> _Goal of the exercise_
For the entries below, report every line that includes the word "into".

☆ ☆ ☆

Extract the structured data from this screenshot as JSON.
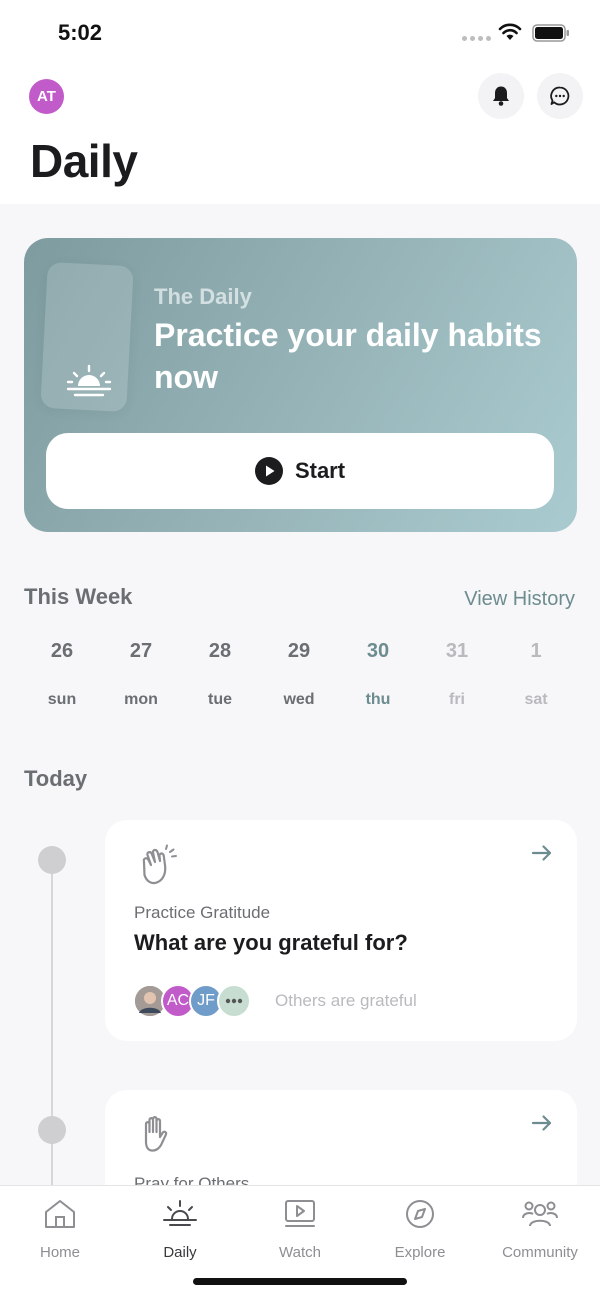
{
  "status_bar": {
    "time": "5:02"
  },
  "header": {
    "avatar_initials": "AT",
    "title": "Daily"
  },
  "hero": {
    "subtitle": "The Daily",
    "headline": "Practice your daily habits now",
    "start_label": "Start"
  },
  "week": {
    "title": "This Week",
    "view_history": "View History",
    "days": [
      {
        "num": "26",
        "name": "sun",
        "state": "past"
      },
      {
        "num": "27",
        "name": "mon",
        "state": "past"
      },
      {
        "num": "28",
        "name": "tue",
        "state": "past"
      },
      {
        "num": "29",
        "name": "wed",
        "state": "past"
      },
      {
        "num": "30",
        "name": "thu",
        "state": "today"
      },
      {
        "num": "31",
        "name": "fri",
        "state": "future"
      },
      {
        "num": "1",
        "name": "sat",
        "state": "future"
      }
    ]
  },
  "today": {
    "title": "Today",
    "tasks": [
      {
        "category": "Practice Gratitude",
        "question": "What are you grateful for?",
        "avatars": [
          "AC",
          "JF"
        ],
        "others_label": "Others are grateful"
      },
      {
        "category": "Pray for Others"
      }
    ]
  },
  "tab_bar": {
    "active": "Daily",
    "tabs": [
      "Home",
      "Daily",
      "Watch",
      "Explore",
      "Community"
    ]
  },
  "colors": {
    "accent": "#6d8c90",
    "avatar_purple": "#c15bc9",
    "avatar_blue": "#6f9cc8",
    "avatar_green": "#c7ddd1"
  }
}
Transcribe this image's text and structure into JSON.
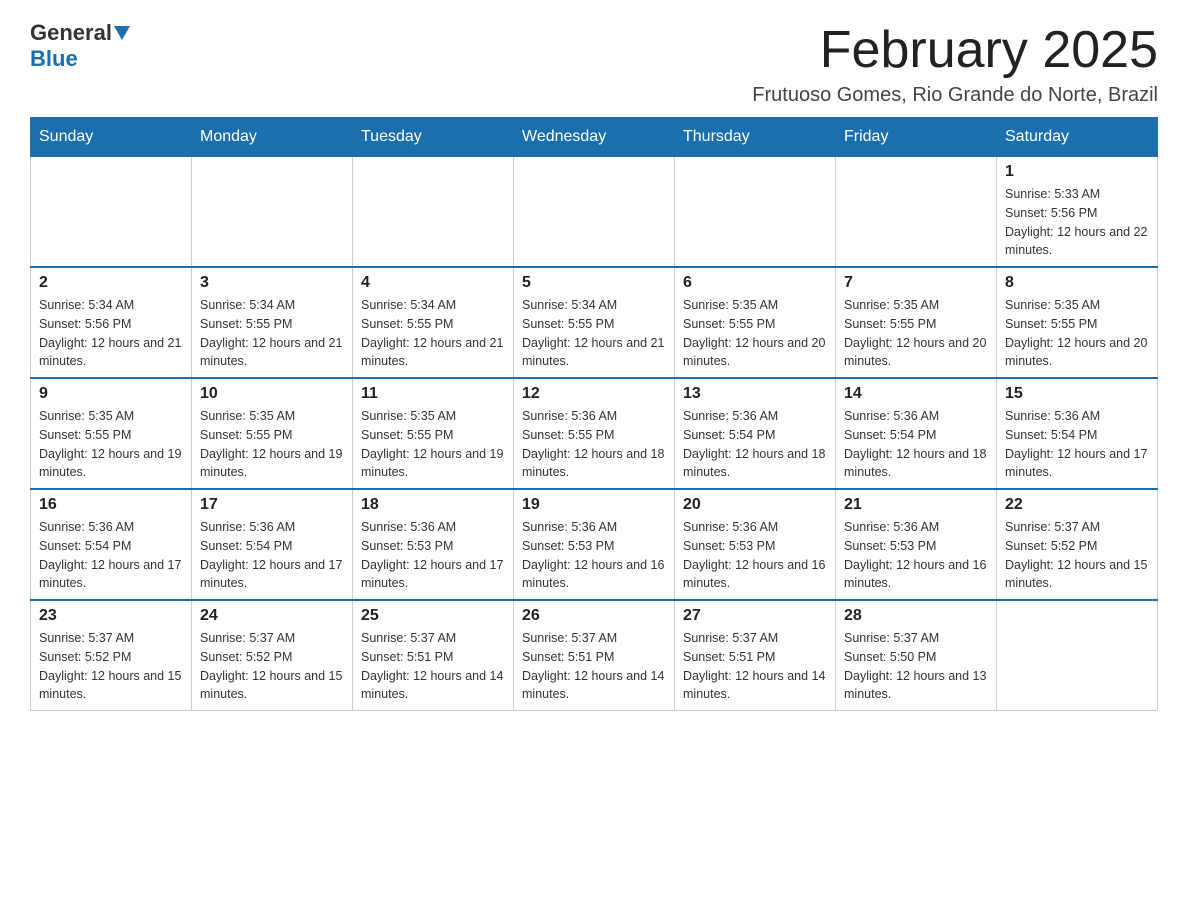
{
  "header": {
    "logo_general": "General",
    "logo_blue": "Blue",
    "month_title": "February 2025",
    "location": "Frutuoso Gomes, Rio Grande do Norte, Brazil"
  },
  "days_of_week": [
    "Sunday",
    "Monday",
    "Tuesday",
    "Wednesday",
    "Thursday",
    "Friday",
    "Saturday"
  ],
  "weeks": [
    {
      "days": [
        {
          "number": "",
          "info": ""
        },
        {
          "number": "",
          "info": ""
        },
        {
          "number": "",
          "info": ""
        },
        {
          "number": "",
          "info": ""
        },
        {
          "number": "",
          "info": ""
        },
        {
          "number": "",
          "info": ""
        },
        {
          "number": "1",
          "info": "Sunrise: 5:33 AM\nSunset: 5:56 PM\nDaylight: 12 hours and 22 minutes."
        }
      ]
    },
    {
      "days": [
        {
          "number": "2",
          "info": "Sunrise: 5:34 AM\nSunset: 5:56 PM\nDaylight: 12 hours and 21 minutes."
        },
        {
          "number": "3",
          "info": "Sunrise: 5:34 AM\nSunset: 5:55 PM\nDaylight: 12 hours and 21 minutes."
        },
        {
          "number": "4",
          "info": "Sunrise: 5:34 AM\nSunset: 5:55 PM\nDaylight: 12 hours and 21 minutes."
        },
        {
          "number": "5",
          "info": "Sunrise: 5:34 AM\nSunset: 5:55 PM\nDaylight: 12 hours and 21 minutes."
        },
        {
          "number": "6",
          "info": "Sunrise: 5:35 AM\nSunset: 5:55 PM\nDaylight: 12 hours and 20 minutes."
        },
        {
          "number": "7",
          "info": "Sunrise: 5:35 AM\nSunset: 5:55 PM\nDaylight: 12 hours and 20 minutes."
        },
        {
          "number": "8",
          "info": "Sunrise: 5:35 AM\nSunset: 5:55 PM\nDaylight: 12 hours and 20 minutes."
        }
      ]
    },
    {
      "days": [
        {
          "number": "9",
          "info": "Sunrise: 5:35 AM\nSunset: 5:55 PM\nDaylight: 12 hours and 19 minutes."
        },
        {
          "number": "10",
          "info": "Sunrise: 5:35 AM\nSunset: 5:55 PM\nDaylight: 12 hours and 19 minutes."
        },
        {
          "number": "11",
          "info": "Sunrise: 5:35 AM\nSunset: 5:55 PM\nDaylight: 12 hours and 19 minutes."
        },
        {
          "number": "12",
          "info": "Sunrise: 5:36 AM\nSunset: 5:55 PM\nDaylight: 12 hours and 18 minutes."
        },
        {
          "number": "13",
          "info": "Sunrise: 5:36 AM\nSunset: 5:54 PM\nDaylight: 12 hours and 18 minutes."
        },
        {
          "number": "14",
          "info": "Sunrise: 5:36 AM\nSunset: 5:54 PM\nDaylight: 12 hours and 18 minutes."
        },
        {
          "number": "15",
          "info": "Sunrise: 5:36 AM\nSunset: 5:54 PM\nDaylight: 12 hours and 17 minutes."
        }
      ]
    },
    {
      "days": [
        {
          "number": "16",
          "info": "Sunrise: 5:36 AM\nSunset: 5:54 PM\nDaylight: 12 hours and 17 minutes."
        },
        {
          "number": "17",
          "info": "Sunrise: 5:36 AM\nSunset: 5:54 PM\nDaylight: 12 hours and 17 minutes."
        },
        {
          "number": "18",
          "info": "Sunrise: 5:36 AM\nSunset: 5:53 PM\nDaylight: 12 hours and 17 minutes."
        },
        {
          "number": "19",
          "info": "Sunrise: 5:36 AM\nSunset: 5:53 PM\nDaylight: 12 hours and 16 minutes."
        },
        {
          "number": "20",
          "info": "Sunrise: 5:36 AM\nSunset: 5:53 PM\nDaylight: 12 hours and 16 minutes."
        },
        {
          "number": "21",
          "info": "Sunrise: 5:36 AM\nSunset: 5:53 PM\nDaylight: 12 hours and 16 minutes."
        },
        {
          "number": "22",
          "info": "Sunrise: 5:37 AM\nSunset: 5:52 PM\nDaylight: 12 hours and 15 minutes."
        }
      ]
    },
    {
      "days": [
        {
          "number": "23",
          "info": "Sunrise: 5:37 AM\nSunset: 5:52 PM\nDaylight: 12 hours and 15 minutes."
        },
        {
          "number": "24",
          "info": "Sunrise: 5:37 AM\nSunset: 5:52 PM\nDaylight: 12 hours and 15 minutes."
        },
        {
          "number": "25",
          "info": "Sunrise: 5:37 AM\nSunset: 5:51 PM\nDaylight: 12 hours and 14 minutes."
        },
        {
          "number": "26",
          "info": "Sunrise: 5:37 AM\nSunset: 5:51 PM\nDaylight: 12 hours and 14 minutes."
        },
        {
          "number": "27",
          "info": "Sunrise: 5:37 AM\nSunset: 5:51 PM\nDaylight: 12 hours and 14 minutes."
        },
        {
          "number": "28",
          "info": "Sunrise: 5:37 AM\nSunset: 5:50 PM\nDaylight: 12 hours and 13 minutes."
        },
        {
          "number": "",
          "info": ""
        }
      ]
    }
  ]
}
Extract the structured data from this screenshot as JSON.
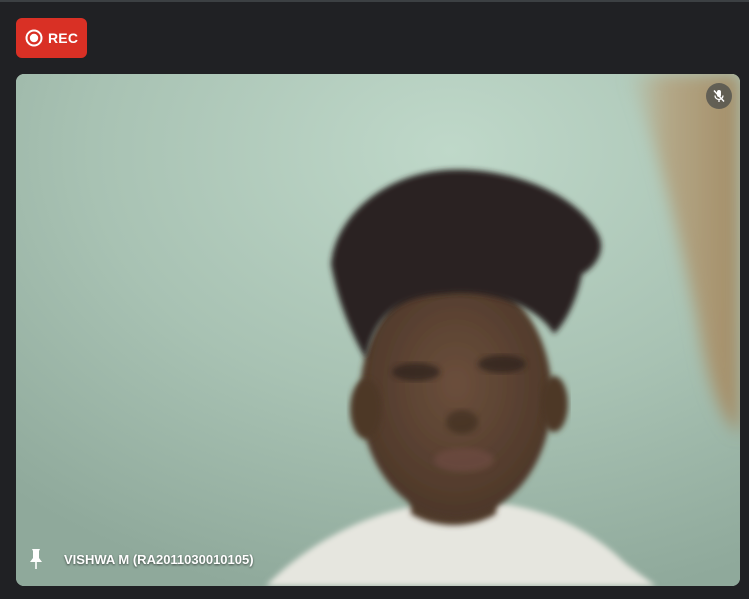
{
  "recording": {
    "label": "REC",
    "icon": "record-icon",
    "color": "#d93025"
  },
  "tile": {
    "participant_name": "VISHWA M (RA2011030010105)",
    "mic_state_icon": "mic-off-icon",
    "pin_icon": "pin-icon"
  },
  "theme": {
    "background": "#202124",
    "wall": "#a9c3b4"
  }
}
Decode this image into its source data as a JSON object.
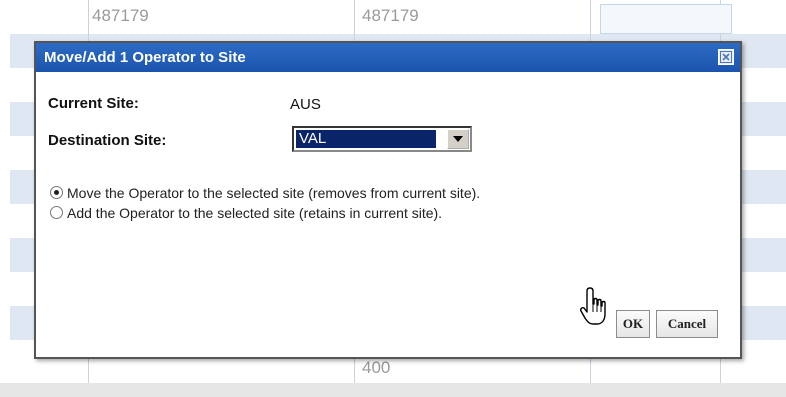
{
  "background_table": {
    "cell_top_left": "487179",
    "cell_top_mid": "487179",
    "cell_bottom_mid": "400"
  },
  "dialog": {
    "title": "Move/Add 1 Operator to Site",
    "current_site_label": "Current Site:",
    "current_site_value": "AUS",
    "destination_site_label": "Destination Site:",
    "destination_site_value": "VAL",
    "radio_move_label": "Move the Operator to the selected site (removes from current site).",
    "radio_add_label": "Add the Operator to the selected site (retains in current site).",
    "radio_selected": "move",
    "ok_label": "OK",
    "cancel_label": "Cancel"
  },
  "icons": {
    "close": "close-icon",
    "dropdown": "chevron-down-icon",
    "cursor": "hand-pointer-icon"
  },
  "colors": {
    "titlebar": "#1b54ad",
    "row_alt": "#dfe8f2",
    "selection": "#0a246a"
  }
}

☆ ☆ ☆

> _Solution_
Transcribe this image's text and structure into JSON.
Decode this image into its source data as a JSON object.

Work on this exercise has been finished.